- [What needs to be done] Every line that holds the word "pencil" needs to be copied from the data below.

━━ Exercise materials

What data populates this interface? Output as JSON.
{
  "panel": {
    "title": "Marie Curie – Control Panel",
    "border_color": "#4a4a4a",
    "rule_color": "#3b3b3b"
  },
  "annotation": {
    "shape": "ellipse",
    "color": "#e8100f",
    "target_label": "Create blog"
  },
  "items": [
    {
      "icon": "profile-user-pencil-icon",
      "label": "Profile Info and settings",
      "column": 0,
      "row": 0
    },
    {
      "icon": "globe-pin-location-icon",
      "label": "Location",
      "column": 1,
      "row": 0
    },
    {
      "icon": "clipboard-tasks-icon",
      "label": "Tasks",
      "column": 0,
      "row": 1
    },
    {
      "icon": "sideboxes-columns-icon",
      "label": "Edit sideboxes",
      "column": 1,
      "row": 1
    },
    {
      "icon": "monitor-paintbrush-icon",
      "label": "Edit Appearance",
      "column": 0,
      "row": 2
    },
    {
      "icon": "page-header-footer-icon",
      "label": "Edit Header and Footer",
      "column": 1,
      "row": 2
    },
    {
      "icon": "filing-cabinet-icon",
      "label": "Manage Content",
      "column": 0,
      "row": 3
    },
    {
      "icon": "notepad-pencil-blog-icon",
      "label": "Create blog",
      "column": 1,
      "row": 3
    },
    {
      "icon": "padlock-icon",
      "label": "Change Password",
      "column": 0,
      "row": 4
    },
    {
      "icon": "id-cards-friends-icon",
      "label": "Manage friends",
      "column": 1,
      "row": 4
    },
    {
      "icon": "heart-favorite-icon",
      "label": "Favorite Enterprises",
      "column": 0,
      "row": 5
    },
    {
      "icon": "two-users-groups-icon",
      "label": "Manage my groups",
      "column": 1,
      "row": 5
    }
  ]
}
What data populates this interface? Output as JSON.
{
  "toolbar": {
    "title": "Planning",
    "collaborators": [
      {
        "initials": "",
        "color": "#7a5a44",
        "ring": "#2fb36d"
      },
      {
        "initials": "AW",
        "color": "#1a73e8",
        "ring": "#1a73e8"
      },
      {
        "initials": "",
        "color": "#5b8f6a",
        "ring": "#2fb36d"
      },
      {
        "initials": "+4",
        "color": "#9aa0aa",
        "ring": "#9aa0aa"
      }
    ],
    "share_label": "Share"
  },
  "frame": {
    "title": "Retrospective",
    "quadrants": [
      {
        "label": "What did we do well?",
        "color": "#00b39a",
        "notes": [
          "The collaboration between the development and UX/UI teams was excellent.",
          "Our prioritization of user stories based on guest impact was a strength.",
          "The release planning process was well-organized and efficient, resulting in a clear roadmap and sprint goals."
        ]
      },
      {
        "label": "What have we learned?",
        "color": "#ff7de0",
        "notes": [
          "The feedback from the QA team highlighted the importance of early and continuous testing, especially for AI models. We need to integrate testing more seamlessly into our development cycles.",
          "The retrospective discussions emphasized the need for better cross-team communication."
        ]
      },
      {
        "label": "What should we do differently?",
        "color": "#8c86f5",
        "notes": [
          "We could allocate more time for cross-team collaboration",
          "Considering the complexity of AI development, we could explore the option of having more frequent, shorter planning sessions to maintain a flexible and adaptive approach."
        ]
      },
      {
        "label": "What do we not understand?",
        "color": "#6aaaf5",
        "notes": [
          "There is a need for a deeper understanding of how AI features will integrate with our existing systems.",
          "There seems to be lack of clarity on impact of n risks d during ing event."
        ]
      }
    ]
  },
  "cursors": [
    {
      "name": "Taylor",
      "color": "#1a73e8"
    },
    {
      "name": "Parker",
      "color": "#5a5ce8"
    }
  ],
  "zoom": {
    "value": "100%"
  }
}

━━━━
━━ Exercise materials

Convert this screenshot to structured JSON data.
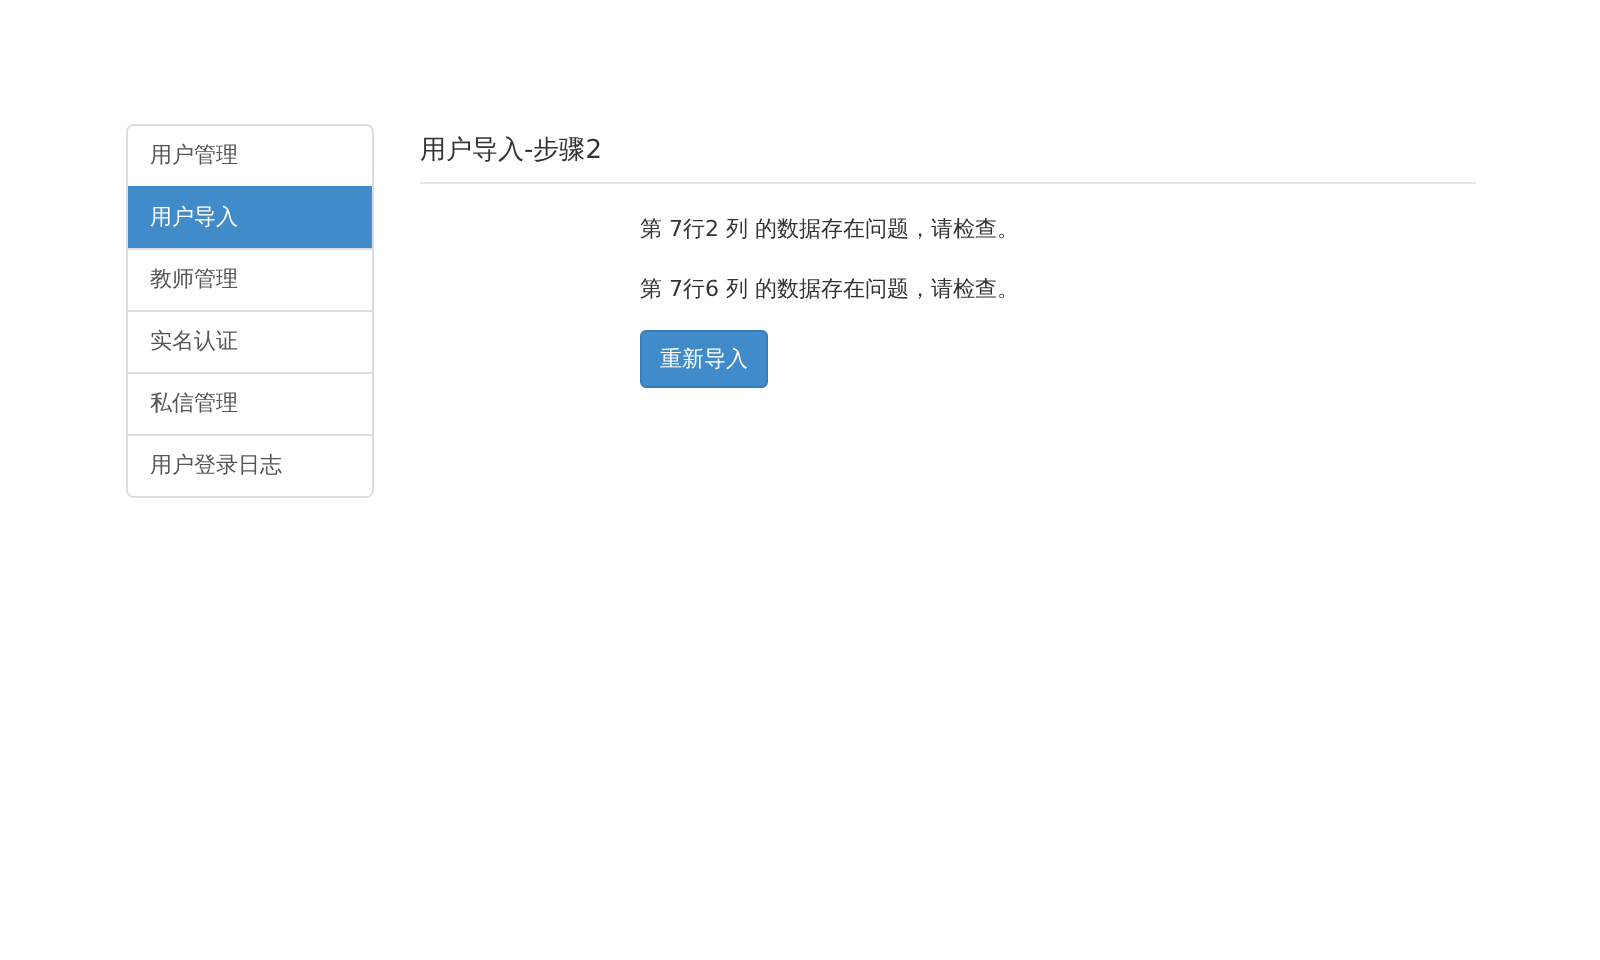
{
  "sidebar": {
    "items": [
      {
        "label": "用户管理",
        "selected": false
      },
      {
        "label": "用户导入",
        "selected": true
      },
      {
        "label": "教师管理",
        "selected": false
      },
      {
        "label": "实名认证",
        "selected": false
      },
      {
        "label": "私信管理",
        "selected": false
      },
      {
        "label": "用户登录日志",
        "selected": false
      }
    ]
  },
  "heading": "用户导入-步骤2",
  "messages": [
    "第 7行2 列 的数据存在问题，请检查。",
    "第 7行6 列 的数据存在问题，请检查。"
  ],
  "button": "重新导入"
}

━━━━

- [Task response]
      "icon": "profile-user-pencil-icon",
      "icon": "notepad-pencil-blog-icon",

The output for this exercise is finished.